During your initial consultation your psychologist will discuss your concerns with you, and help you identify treatment goals. As part of this process they will assess each area of difficulty and work with you to devise an optimal treatment plan based on empirical study. This means we only practice psychological treatments that are known to be beneficial.

Your psychologist will also estimate the number of sessions needed to increase your quality of life, vitality, and wellbeing. It might also be helpful for you to think about what you want to gain from therapy prior to your appointment, and raise any concerns that you have with your psychologist.


How long is a session?

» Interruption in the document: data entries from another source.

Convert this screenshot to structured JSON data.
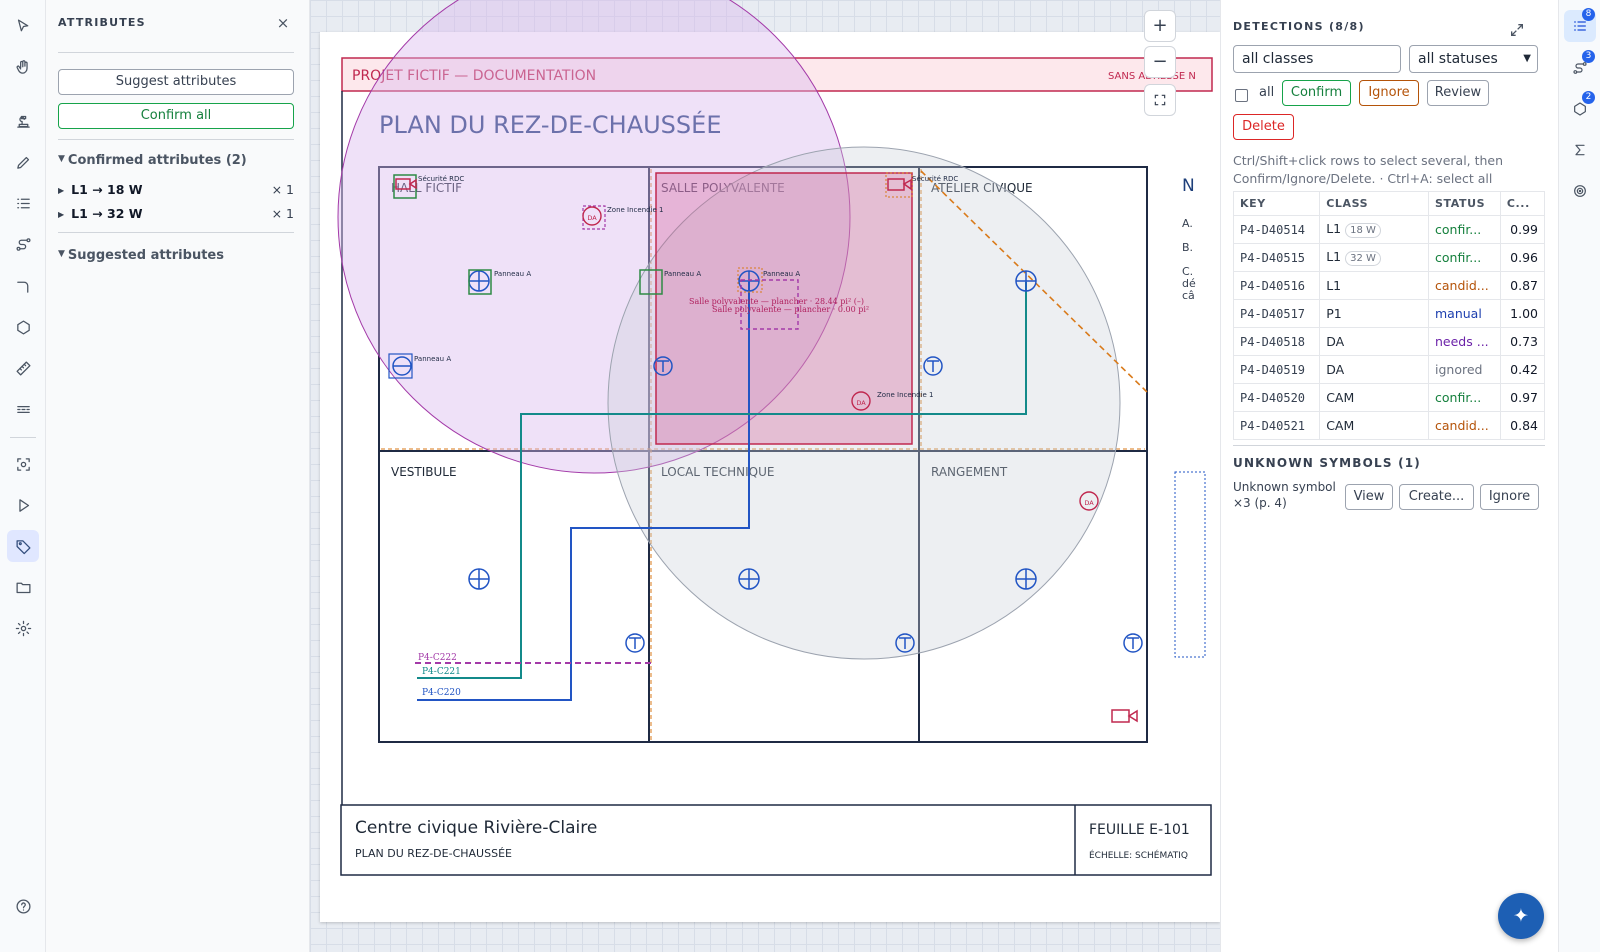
{
  "left_rail": {
    "icons": [
      "pointer-icon",
      "hand-icon",
      "stamp-icon",
      "pencil-icon",
      "list-icon",
      "path-icon",
      "bend-icon",
      "hexagon-icon",
      "ruler-icon",
      "dashes-icon",
      "scan-icon",
      "play-icon",
      "tag-icon",
      "folder-icon",
      "gear-icon",
      "help-icon"
    ],
    "active": "tag-icon"
  },
  "attributes": {
    "title": "ATTRIBUTES",
    "close": "×",
    "suggest_label": "Suggest attributes",
    "confirm_all_label": "Confirm all",
    "confirmed_heading": "Confirmed attributes (2)",
    "confirmed": [
      {
        "label": "L1 → 18 W",
        "count": "× 1"
      },
      {
        "label": "L1 → 32 W",
        "count": "× 1"
      }
    ],
    "suggested_heading": "Suggested attributes"
  },
  "zoom": {
    "in": "+",
    "out": "−"
  },
  "plan": {
    "header": "PROJET FICTIF — DOCUMENTATION",
    "header_right": "SANS ADRESSE N",
    "title": "PLAN DU REZ-DE-CHAUSSÉE",
    "right_note_letter": "N",
    "right_notes": [
      "A.",
      "B.",
      "C.",
      "dé",
      "câ"
    ],
    "rooms": [
      "HALL FICTIF",
      "SALLE POLYVALENTE",
      "ATELIER CIVIQUE",
      "VESTIBULE",
      "LOCAL TECHNIQUE",
      "RANGEMENT"
    ],
    "labels": {
      "securite1": "Sécurité RDC",
      "securite2": "Sécurité RDC",
      "zone1": "Zone Incendie 1",
      "zone2": "Zone Incendie 1",
      "panneau1": "Panneau A",
      "panneau2": "Panneau A",
      "panneau3": "Panneau A",
      "panneau4": "Panneau A",
      "da": "DA",
      "floor1": "Salle polyvalente — plancher · 28.44 pi² (–)",
      "floor2": "Salle polyvalente — plancher · 0.00 pi²"
    },
    "circuits": [
      "P4-C222",
      "P4-C221",
      "P4-C220"
    ],
    "title_block": {
      "project": "Centre civique Rivière-Claire",
      "subtitle": "PLAN DU REZ-DE-CHAUSSÉE",
      "sheet": "FEUILLE E-101",
      "scale": "ÉCHELLE: SCHÉMATIQ"
    },
    "colors": {
      "accent": "#c0284f",
      "blue": "#2255c4",
      "teal": "#138a8a",
      "purple": "#a33aa8",
      "orange": "#d97a1a",
      "green": "#2e8b45"
    }
  },
  "detections": {
    "title": "DETECTIONS (8/8)",
    "class_filter": "all classes",
    "status_filter": "all statuses",
    "all_label": "all",
    "confirm": "Confirm",
    "ignore": "Ignore",
    "review": "Review",
    "delete": "Delete",
    "hint": "Ctrl/Shift+click rows to select several, then Confirm/Ignore/Delete. · Ctrl+A: select all",
    "columns": [
      "KEY",
      "CLASS",
      "STATUS",
      "C..."
    ],
    "rows": [
      {
        "key": "P4-D40514",
        "class": "L1",
        "attr": "18 W",
        "status": "confir...",
        "conf": "0.99",
        "color": "#15803d"
      },
      {
        "key": "P4-D40515",
        "class": "L1",
        "attr": "32 W",
        "status": "confir...",
        "conf": "0.96",
        "color": "#15803d"
      },
      {
        "key": "P4-D40516",
        "class": "L1",
        "attr": "",
        "status": "candid...",
        "conf": "0.87",
        "color": "#b45309"
      },
      {
        "key": "P4-D40517",
        "class": "P1",
        "attr": "",
        "status": "manual",
        "conf": "1.00",
        "color": "#1e40af"
      },
      {
        "key": "P4-D40518",
        "class": "DA",
        "attr": "",
        "status": "needs ...",
        "conf": "0.73",
        "color": "#6b21a8"
      },
      {
        "key": "P4-D40519",
        "class": "DA",
        "attr": "",
        "status": "ignored",
        "conf": "0.42",
        "color": "#6b7280"
      },
      {
        "key": "P4-D40520",
        "class": "CAM",
        "attr": "",
        "status": "confir...",
        "conf": "0.97",
        "color": "#15803d"
      },
      {
        "key": "P4-D40521",
        "class": "CAM",
        "attr": "",
        "status": "candid...",
        "conf": "0.84",
        "color": "#b45309"
      }
    ]
  },
  "unknown": {
    "title": "UNKNOWN SYMBOLS (1)",
    "text": "Unknown symbol ×3 (p. 4)",
    "view": "View",
    "create": "Create...",
    "ignore": "Ignore"
  },
  "right_rail": {
    "badges": [
      "8",
      "3",
      "2"
    ]
  },
  "fab": "✦"
}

Consultations with a psychologist last between 50 and 60 minutes.


How many sessions will I need?

At Seed Psychology we are committed to ensuring that the intervention provided is specifically tailored to your needs. You might want to improve your relationships, or overcome feelings of sadness related to depression. Perhaps you want to learn how to cope with worries, or more successfully adjust to the difficulties of life.

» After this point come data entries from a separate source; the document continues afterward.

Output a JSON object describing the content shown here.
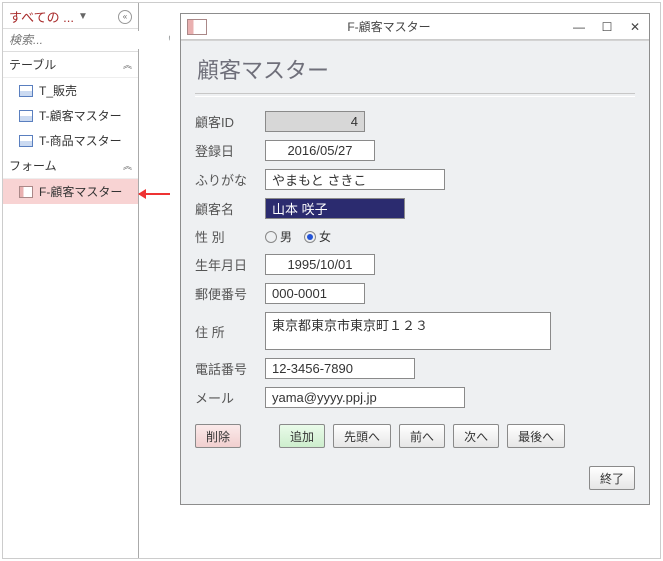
{
  "nav": {
    "header": "すべての ...",
    "search_placeholder": "検索...",
    "group_tables": "テーブル",
    "group_forms": "フォーム",
    "tables": [
      "T_販売",
      "T-顧客マスター",
      "T-商品マスター"
    ],
    "forms": [
      "F-顧客マスター"
    ]
  },
  "win": {
    "title": "F-顧客マスター",
    "form_title": "顧客マスター",
    "labels": {
      "id": "顧客ID",
      "reg": "登録日",
      "furi": "ふりがな",
      "name": "顧客名",
      "gender": "性 別",
      "birth": "生年月日",
      "zip": "郵便番号",
      "addr": "住 所",
      "tel": "電話番号",
      "mail": "メール"
    },
    "values": {
      "id": "4",
      "reg": "2016/05/27",
      "furi": "やまもと さきこ",
      "name": "山本 咲子",
      "birth": "1995/10/01",
      "zip": "000-0001",
      "addr": "東京都東京市東京町１２３",
      "tel": "12-3456-7890",
      "mail": "yama@yyyy.ppj.jp"
    },
    "gender": {
      "male": "男",
      "female": "女"
    },
    "buttons": {
      "delete": "削除",
      "add": "追加",
      "first": "先頭へ",
      "prev": "前へ",
      "next": "次へ",
      "last": "最後へ",
      "end": "終了"
    }
  }
}
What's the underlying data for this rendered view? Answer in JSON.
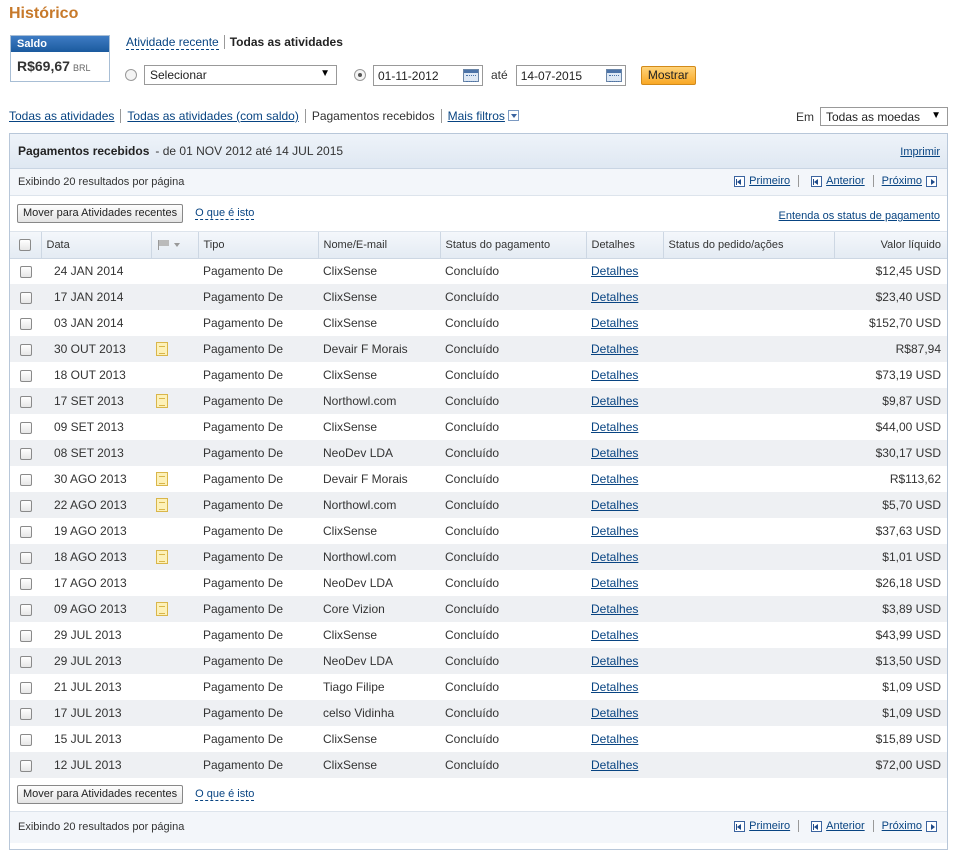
{
  "page": {
    "title": "Histórico"
  },
  "saldo": {
    "label": "Saldo",
    "amount": "R$69,67",
    "currency": "BRL"
  },
  "view": {
    "recent": "Atividade recente",
    "all": "Todas as atividades"
  },
  "filter": {
    "select_value": "Selecionar",
    "date_from": "01-11-2012",
    "ate": "até",
    "date_to": "14-07-2015",
    "show_button": "Mostrar"
  },
  "filters": {
    "all": "Todas as atividades",
    "all_balance": "Todas as atividades (com saldo)",
    "received": "Pagamentos recebidos",
    "more": "Mais filtros"
  },
  "currency": {
    "label": "Em",
    "value": "Todas as moedas"
  },
  "panel": {
    "title": "Pagamentos recebidos",
    "range": "- de 01 NOV 2012 até 14 JUL 2015",
    "print": "Imprimir",
    "showing": "Exibindo 20 resultados por página",
    "pager": {
      "first": "Primeiro",
      "prev": "Anterior",
      "next": "Próximo"
    },
    "move_button": "Mover para Atividades recentes",
    "what_is": "O que é isto",
    "understand": "Entenda os status de pagamento"
  },
  "table": {
    "headers": [
      "Data",
      "Tipo",
      "Nome/E-mail",
      "Status do pagamento",
      "Detalhes",
      "Status do pedido/ações",
      "Valor líquido"
    ],
    "rows": [
      {
        "date": "24 JAN 2014",
        "note": false,
        "type": "Pagamento De",
        "name": "ClixSense",
        "status": "Concluído",
        "details": "Detalhes",
        "value": "$12,45 USD"
      },
      {
        "date": "17 JAN 2014",
        "note": false,
        "type": "Pagamento De",
        "name": "ClixSense",
        "status": "Concluído",
        "details": "Detalhes",
        "value": "$23,40 USD"
      },
      {
        "date": "03 JAN 2014",
        "note": false,
        "type": "Pagamento De",
        "name": "ClixSense",
        "status": "Concluído",
        "details": "Detalhes",
        "value": "$152,70 USD"
      },
      {
        "date": "30 OUT 2013",
        "note": true,
        "type": "Pagamento De",
        "name": "Devair F Morais",
        "status": "Concluído",
        "details": "Detalhes",
        "value": "R$87,94"
      },
      {
        "date": "18 OUT 2013",
        "note": false,
        "type": "Pagamento De",
        "name": "ClixSense",
        "status": "Concluído",
        "details": "Detalhes",
        "value": "$73,19 USD"
      },
      {
        "date": "17 SET 2013",
        "note": true,
        "type": "Pagamento De",
        "name": "Northowl.com",
        "status": "Concluído",
        "details": "Detalhes",
        "value": "$9,87 USD"
      },
      {
        "date": "09 SET 2013",
        "note": false,
        "type": "Pagamento De",
        "name": "ClixSense",
        "status": "Concluído",
        "details": "Detalhes",
        "value": "$44,00 USD"
      },
      {
        "date": "08 SET 2013",
        "note": false,
        "type": "Pagamento De",
        "name": "NeoDev LDA",
        "status": "Concluído",
        "details": "Detalhes",
        "value": "$30,17 USD"
      },
      {
        "date": "30 AGO 2013",
        "note": true,
        "type": "Pagamento De",
        "name": "Devair F Morais",
        "status": "Concluído",
        "details": "Detalhes",
        "value": "R$113,62"
      },
      {
        "date": "22 AGO 2013",
        "note": true,
        "type": "Pagamento De",
        "name": "Northowl.com",
        "status": "Concluído",
        "details": "Detalhes",
        "value": "$5,70 USD"
      },
      {
        "date": "19 AGO 2013",
        "note": false,
        "type": "Pagamento De",
        "name": "ClixSense",
        "status": "Concluído",
        "details": "Detalhes",
        "value": "$37,63 USD"
      },
      {
        "date": "18 AGO 2013",
        "note": true,
        "type": "Pagamento De",
        "name": "Northowl.com",
        "status": "Concluído",
        "details": "Detalhes",
        "value": "$1,01 USD"
      },
      {
        "date": "17 AGO 2013",
        "note": false,
        "type": "Pagamento De",
        "name": "NeoDev LDA",
        "status": "Concluído",
        "details": "Detalhes",
        "value": "$26,18 USD"
      },
      {
        "date": "09 AGO 2013",
        "note": true,
        "type": "Pagamento De",
        "name": "Core Vizion",
        "status": "Concluído",
        "details": "Detalhes",
        "value": "$3,89 USD"
      },
      {
        "date": "29 JUL 2013",
        "note": false,
        "type": "Pagamento De",
        "name": "ClixSense",
        "status": "Concluído",
        "details": "Detalhes",
        "value": "$43,99 USD"
      },
      {
        "date": "29 JUL 2013",
        "note": false,
        "type": "Pagamento De",
        "name": "NeoDev LDA",
        "status": "Concluído",
        "details": "Detalhes",
        "value": "$13,50 USD"
      },
      {
        "date": "21 JUL 2013",
        "note": false,
        "type": "Pagamento De",
        "name": "Tiago Filipe",
        "status": "Concluído",
        "details": "Detalhes",
        "value": "$1,09 USD"
      },
      {
        "date": "17 JUL 2013",
        "note": false,
        "type": "Pagamento De",
        "name": "celso Vidinha",
        "status": "Concluído",
        "details": "Detalhes",
        "value": "$1,09 USD"
      },
      {
        "date": "15 JUL 2013",
        "note": false,
        "type": "Pagamento De",
        "name": "ClixSense",
        "status": "Concluído",
        "details": "Detalhes",
        "value": "$15,89 USD"
      },
      {
        "date": "12 JUL 2013",
        "note": false,
        "type": "Pagamento De",
        "name": "ClixSense",
        "status": "Concluído",
        "details": "Detalhes",
        "value": "$72,00 USD"
      }
    ]
  },
  "colors": {
    "title": "#c7792a",
    "link": "#084482",
    "show_button": "#f9a826"
  }
}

This means there are no “hard and fast” rules regarding the length of treatment, so it will largely be determined by the nature of your concerns. However, it is common for most people to attend between 6 and 18 sessions, with some people requiring less sessions and others more.

Your psychologist will discuss the estimated length of treatment with you following your initial assessment session.


Fees & Rebates

 
Individual sessions

Medicare rebates to the value of $84.80 to 124.50 per session are available with a referral from a GP or psychiatrist. However, you can still access our services without a referral or rebate.

Medicare Rebates can be claimed directly following your appointment via Medicare’s EasyClaim. Please bring your Medicare and debit cards with you to your appointment to participate.

 
Private health insurance

Check with your health insurer for rebate details. In most cases, private health rebates can be claimed onsite via our HICAPS facility.

 
Report and assessment

Please contact us for further details – our psychologists can under some circumstances produce reports.

 
Cancellation policy

If an appointment is cancelled at late notice, it is unlikely this gap will be filled. Late cancellations result in a loss of income for our psychologists, and also mean that other clients have lost an appointment opportunity.

With this in mind, Seed Psychology has a strict cancellation policy.  If you need to cancel or reschedule your appointment, you must provide us with at least two business days’ notice to avoid a fee of 50% of the full session fee, which is payable at your next session.

Please Note: No Medicare rebate is available for cancelled sessions.